Civil Engineering Magazine Gives Update on Lake Ralph Hall

Civil Engineering magazine in December provided a progress report on Lake Ralph Hall, a new Texas reservoir and water source for which Freese and Nichols is designer for the Leon Hurse Dam along with a raw water intake and pump station. Freese and Nichols teams also have provided a range of other services to support the project.

Lake Ralph Hall, owned by the Upper Trinity Regional Water District, broke ground in July 2021. It’s estimated that the reservoir will provide residents of Denton, Collin and Fannin counties in North Texas with about 39,000 acre-feet of new water supply starting in 2026.

The Leon Hurse Dam will be a 2.3-mile-long, 108-foot-tall zoned earthen embankment dam that forms the new lake. The $160 million facility includes a new 705-foot-long, 104-foot-tall roller compacted concrete (RCC) and cast-in-place (CIP) concrete spillway with a 120-foot-wide labyrinth weir overflow section, a new 1,700-foot-wide excavated earthen emergency spillway, a new pump station intake and low flow outlet structure with nine 7-foot-by-7-foot sluice gates.
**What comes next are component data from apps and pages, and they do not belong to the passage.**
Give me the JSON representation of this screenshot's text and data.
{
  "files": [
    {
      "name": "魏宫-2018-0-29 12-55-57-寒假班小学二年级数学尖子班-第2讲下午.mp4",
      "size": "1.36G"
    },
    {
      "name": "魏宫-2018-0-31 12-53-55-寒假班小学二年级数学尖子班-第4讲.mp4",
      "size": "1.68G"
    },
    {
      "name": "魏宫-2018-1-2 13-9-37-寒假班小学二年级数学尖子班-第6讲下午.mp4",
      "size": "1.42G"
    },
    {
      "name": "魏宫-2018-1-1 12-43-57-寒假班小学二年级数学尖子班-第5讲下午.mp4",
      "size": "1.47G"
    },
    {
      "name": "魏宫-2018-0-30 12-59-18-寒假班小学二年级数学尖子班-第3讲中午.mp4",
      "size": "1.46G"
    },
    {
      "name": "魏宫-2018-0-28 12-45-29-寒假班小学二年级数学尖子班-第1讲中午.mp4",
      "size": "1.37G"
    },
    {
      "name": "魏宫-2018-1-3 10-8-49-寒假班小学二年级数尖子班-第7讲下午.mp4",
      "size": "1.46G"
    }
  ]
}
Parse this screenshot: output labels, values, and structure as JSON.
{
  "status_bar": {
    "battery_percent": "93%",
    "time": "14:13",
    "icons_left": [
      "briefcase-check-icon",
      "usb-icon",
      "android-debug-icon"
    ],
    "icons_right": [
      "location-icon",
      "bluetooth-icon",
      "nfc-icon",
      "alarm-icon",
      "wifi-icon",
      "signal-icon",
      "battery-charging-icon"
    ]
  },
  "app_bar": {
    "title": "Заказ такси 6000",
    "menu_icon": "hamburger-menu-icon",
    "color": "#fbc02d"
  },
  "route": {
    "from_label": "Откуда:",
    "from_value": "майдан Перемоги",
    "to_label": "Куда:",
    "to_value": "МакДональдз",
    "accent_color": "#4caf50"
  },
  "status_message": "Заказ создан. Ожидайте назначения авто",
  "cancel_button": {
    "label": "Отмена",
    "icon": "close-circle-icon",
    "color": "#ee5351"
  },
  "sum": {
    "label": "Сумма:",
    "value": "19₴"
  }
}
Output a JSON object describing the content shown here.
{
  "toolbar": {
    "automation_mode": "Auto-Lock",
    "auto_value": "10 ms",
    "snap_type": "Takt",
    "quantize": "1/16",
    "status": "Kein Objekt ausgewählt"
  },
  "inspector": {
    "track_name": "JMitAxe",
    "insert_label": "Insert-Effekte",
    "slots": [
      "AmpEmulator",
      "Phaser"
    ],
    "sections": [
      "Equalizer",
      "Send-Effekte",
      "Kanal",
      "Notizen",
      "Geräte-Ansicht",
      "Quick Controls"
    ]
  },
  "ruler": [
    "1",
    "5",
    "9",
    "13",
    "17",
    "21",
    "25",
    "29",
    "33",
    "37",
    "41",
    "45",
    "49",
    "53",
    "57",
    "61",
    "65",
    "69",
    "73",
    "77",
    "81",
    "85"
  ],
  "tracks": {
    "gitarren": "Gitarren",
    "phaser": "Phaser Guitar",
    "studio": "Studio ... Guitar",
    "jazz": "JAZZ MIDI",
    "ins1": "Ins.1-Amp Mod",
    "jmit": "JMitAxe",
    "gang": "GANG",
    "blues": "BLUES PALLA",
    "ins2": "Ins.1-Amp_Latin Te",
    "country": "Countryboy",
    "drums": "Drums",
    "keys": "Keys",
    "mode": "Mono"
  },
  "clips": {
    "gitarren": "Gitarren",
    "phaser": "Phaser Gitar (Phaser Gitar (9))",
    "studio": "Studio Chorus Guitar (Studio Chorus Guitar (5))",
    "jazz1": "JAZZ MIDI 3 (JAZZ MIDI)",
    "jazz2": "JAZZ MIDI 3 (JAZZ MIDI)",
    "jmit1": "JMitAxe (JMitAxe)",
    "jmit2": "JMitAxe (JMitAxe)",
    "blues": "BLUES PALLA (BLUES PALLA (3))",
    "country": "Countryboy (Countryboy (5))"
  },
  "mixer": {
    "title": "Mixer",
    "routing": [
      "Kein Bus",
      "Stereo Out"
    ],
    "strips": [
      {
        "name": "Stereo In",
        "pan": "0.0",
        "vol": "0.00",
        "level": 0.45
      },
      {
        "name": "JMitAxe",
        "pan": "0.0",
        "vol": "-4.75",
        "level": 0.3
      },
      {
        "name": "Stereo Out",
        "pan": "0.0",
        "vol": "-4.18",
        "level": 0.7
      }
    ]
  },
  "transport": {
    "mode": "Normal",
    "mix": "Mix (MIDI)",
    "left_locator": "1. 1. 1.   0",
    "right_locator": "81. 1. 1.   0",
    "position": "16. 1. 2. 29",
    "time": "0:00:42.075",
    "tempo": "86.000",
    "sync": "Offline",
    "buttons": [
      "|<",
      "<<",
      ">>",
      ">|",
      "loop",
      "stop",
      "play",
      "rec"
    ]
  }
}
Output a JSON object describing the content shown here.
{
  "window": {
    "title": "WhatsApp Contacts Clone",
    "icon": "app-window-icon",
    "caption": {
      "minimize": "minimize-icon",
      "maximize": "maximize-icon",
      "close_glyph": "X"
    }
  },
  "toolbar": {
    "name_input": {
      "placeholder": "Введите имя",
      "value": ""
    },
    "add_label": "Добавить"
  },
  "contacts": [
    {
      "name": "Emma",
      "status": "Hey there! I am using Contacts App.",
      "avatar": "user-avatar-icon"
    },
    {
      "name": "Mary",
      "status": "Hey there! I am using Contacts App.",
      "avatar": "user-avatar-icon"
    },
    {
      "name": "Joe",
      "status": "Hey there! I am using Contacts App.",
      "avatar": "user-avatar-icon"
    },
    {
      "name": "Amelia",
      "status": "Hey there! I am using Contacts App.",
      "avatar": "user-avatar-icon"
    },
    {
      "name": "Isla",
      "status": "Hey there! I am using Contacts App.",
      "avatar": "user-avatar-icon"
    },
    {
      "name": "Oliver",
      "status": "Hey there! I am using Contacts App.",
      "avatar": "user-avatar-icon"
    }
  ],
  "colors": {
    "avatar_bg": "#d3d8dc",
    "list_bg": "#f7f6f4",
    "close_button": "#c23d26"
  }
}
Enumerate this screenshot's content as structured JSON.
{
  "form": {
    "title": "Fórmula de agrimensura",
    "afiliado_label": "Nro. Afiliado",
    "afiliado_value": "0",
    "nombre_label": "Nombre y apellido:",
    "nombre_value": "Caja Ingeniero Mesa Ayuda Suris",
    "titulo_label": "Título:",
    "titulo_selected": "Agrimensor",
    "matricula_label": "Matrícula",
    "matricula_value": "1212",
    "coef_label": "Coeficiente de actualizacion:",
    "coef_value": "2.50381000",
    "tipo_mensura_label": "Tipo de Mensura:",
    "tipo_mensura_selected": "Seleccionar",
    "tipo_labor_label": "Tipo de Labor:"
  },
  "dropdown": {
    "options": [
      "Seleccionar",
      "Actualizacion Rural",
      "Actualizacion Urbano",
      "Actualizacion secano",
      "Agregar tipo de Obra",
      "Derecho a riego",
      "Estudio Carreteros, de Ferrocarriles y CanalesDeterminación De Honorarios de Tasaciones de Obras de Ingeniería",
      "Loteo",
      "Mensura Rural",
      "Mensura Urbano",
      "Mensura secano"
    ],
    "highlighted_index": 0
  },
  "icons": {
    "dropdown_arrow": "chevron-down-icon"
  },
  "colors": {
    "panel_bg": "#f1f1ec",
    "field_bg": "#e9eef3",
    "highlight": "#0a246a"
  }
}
The raw water intake and pump station facilities are still being designed. The pump station is being designed for an initial capacity of 55 MGD, with the ability for expansion to 80 MGD.

The dam is located near the City of Ladonia in Fannin County. The project is Texas’ second major new reservoir constructed in the past 30 years, after Bois d’Arc Lake, a North Texas Municipal Water District project expected to start delivering water in 2022.

Read “New Texas reservoir is decades in the making” in Civil Engineering, the magazine of the American Society of Civil Engineers.